● **What to produce**
Nothing but an exact repeat of the data, with pictures removed, belongs in the answer.

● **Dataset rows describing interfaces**
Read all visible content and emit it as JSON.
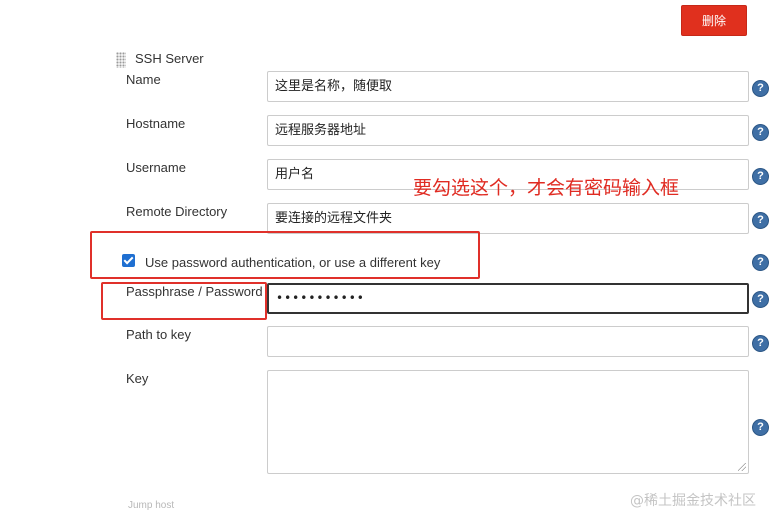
{
  "toolbar": {
    "delete_label": "删除"
  },
  "section": {
    "title": "SSH Server"
  },
  "fields": {
    "name": {
      "label": "Name",
      "value": "这里是名称，随便取"
    },
    "hostname": {
      "label": "Hostname",
      "value": "远程服务器地址"
    },
    "username": {
      "label": "Username",
      "value": "用户名"
    },
    "remote_directory": {
      "label": "Remote Directory",
      "value": "要连接的远程文件夹"
    },
    "use_password": {
      "label": "Use password authentication, or use a different key",
      "checked": true
    },
    "passphrase": {
      "label": "Passphrase / Password",
      "value": "•••••••••••"
    },
    "path_to_key": {
      "label": "Path to key",
      "value": ""
    },
    "key": {
      "label": "Key",
      "value": ""
    }
  },
  "help": {
    "glyph": "?"
  },
  "annotation": {
    "text": "要勾选这个，才会有密码输入框",
    "color": "#e02b22"
  },
  "footer": {
    "cut_label": "Jump host",
    "watermark": "@稀土掘金技术社区"
  },
  "colors": {
    "delete_button": "#e0301e",
    "help_icon": "#3f6fa5",
    "checkbox": "#1f6fd1",
    "annotation": "#e0302a"
  }
}
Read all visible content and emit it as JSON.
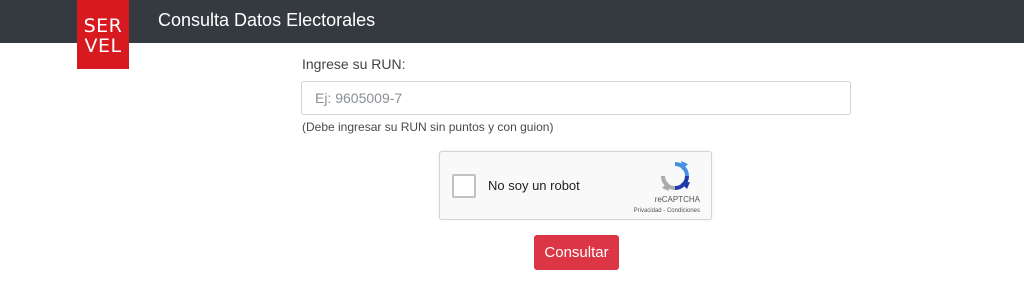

● **Exercise solution**
Read all visible content and emit it as JSON.
{
  "toolbar": {
    "delete_label": "删除"
  },
  "section": {
    "title": "SSH Server"
  },
  "fields": {
    "name": {
      "label": "Name",
      "value": "这里是名称，随便取"
    },
    "hostname": {
      "label": "Hostname",
      "value": "远程服务器地址"
    },
    "username": {
      "label": "Username",
      "value": "用户名"
    },
    "remote_directory": {
      "label": "Remote Directory",
      "value": "要连接的远程文件夹"
    },
    "use_password": {
      "label": "Use password authentication, or use a different key",
      "checked": true
    },
    "passphrase": {
      "label": "Passphrase / Password",
      "value": "•••••••••••"
    },
    "path_to_key": {
      "label": "Path to key",
      "value": ""
    },
    "key": {
      "label": "Key",
      "value": ""
    }
  },
  "help": {
    "glyph": "?"
  },
  "annotation": {
    "text": "要勾选这个，才会有密码输入框",
    "color": "#e02b22"
  },
  "footer": {
    "cut_label": "Jump host",
    "watermark": "@稀土掘金技术社区"
  },
  "colors": {
    "delete_button": "#e0301e",
    "help_icon": "#3f6fa5",
    "checkbox": "#1f6fd1",
    "annotation": "#e0302a"
  }
}
Read all visible content and emit it as JSON.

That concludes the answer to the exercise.